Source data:
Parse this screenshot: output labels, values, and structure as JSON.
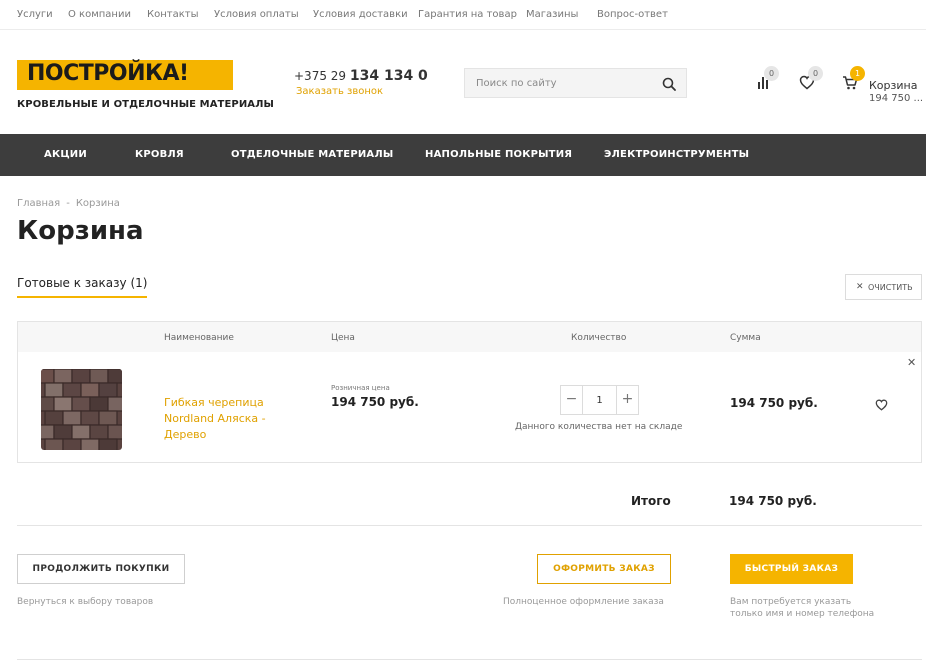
{
  "topbar": {
    "links": [
      "Услуги",
      "О компании",
      "Контакты",
      "Условия оплаты",
      "Условия доставки",
      "Гарантия на товар",
      "Магазины",
      "Вопрос-ответ"
    ]
  },
  "header": {
    "logo_text": "ПОСТРОЙКА!",
    "tagline": "КРОВЕЛЬНЫЕ И ОТДЕЛОЧНЫЕ МАТЕРИАЛЫ",
    "phone_prefix": "+375 29 ",
    "phone_main": "134 134 0",
    "callback": "Заказать звонок",
    "search_placeholder": "Поиск по сайту",
    "compare_count": "0",
    "favorites_count": "0",
    "cart_count": "1",
    "cart_label": "Корзина",
    "cart_sum": "194 750 ..."
  },
  "nav": {
    "items": [
      "АКЦИИ",
      "КРОВЛЯ",
      "ОТДЕЛОЧНЫЕ МАТЕРИАЛЫ",
      "НАПОЛЬНЫЕ ПОКРЫТИЯ",
      "ЭЛЕКТРОИНСТРУМЕНТЫ"
    ]
  },
  "breadcrumb": {
    "home": "Главная",
    "separator": "-",
    "current": "Корзина"
  },
  "page": {
    "title": "Корзина",
    "tab_ready": "Готовые к заказу",
    "tab_count": "(1)",
    "clear_label": "ОЧИСТИТЬ"
  },
  "table": {
    "headers": [
      "Наименование",
      "Цена",
      "Количество",
      "Сумма"
    ],
    "rows": [
      {
        "name": "Гибкая черепица Nordland Аляска - Дерево",
        "price_label": "Розничная цена",
        "price": "194 750 руб.",
        "quantity": "1",
        "stock_note": "Данного количества нет на складе",
        "sum": "194 750 руб."
      }
    ]
  },
  "totals": {
    "label": "Итого",
    "value": "194 750 руб."
  },
  "actions": {
    "continue_label": "ПРОДОЛЖИТЬ ПОКУПКИ",
    "continue_hint": "Вернуться к выбору товаров",
    "checkout_label": "ОФОРМИТЬ ЗАКАЗ",
    "checkout_hint": "Полноценное оформление заказа",
    "quick_label": "БЫСТРЫЙ ЗАКАЗ",
    "quick_hint_1": "Вам потребуется указать",
    "quick_hint_2": "только имя и номер телефона"
  },
  "colors": {
    "accent": "#f5b400",
    "accent_text": "#e0a100",
    "nav_bg": "#3d3d3d"
  },
  "icons": {
    "search": "search-icon",
    "compare": "bar-chart-icon",
    "favorites": "heart-icon",
    "cart": "cart-icon",
    "clear": "close-icon",
    "remove": "close-icon",
    "minus": "minus-icon",
    "plus": "plus-icon"
  }
}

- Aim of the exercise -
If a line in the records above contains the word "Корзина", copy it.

- The answer -
    "cart_label": "Корзина",
    "current": "Корзина"
    "title": "Корзина",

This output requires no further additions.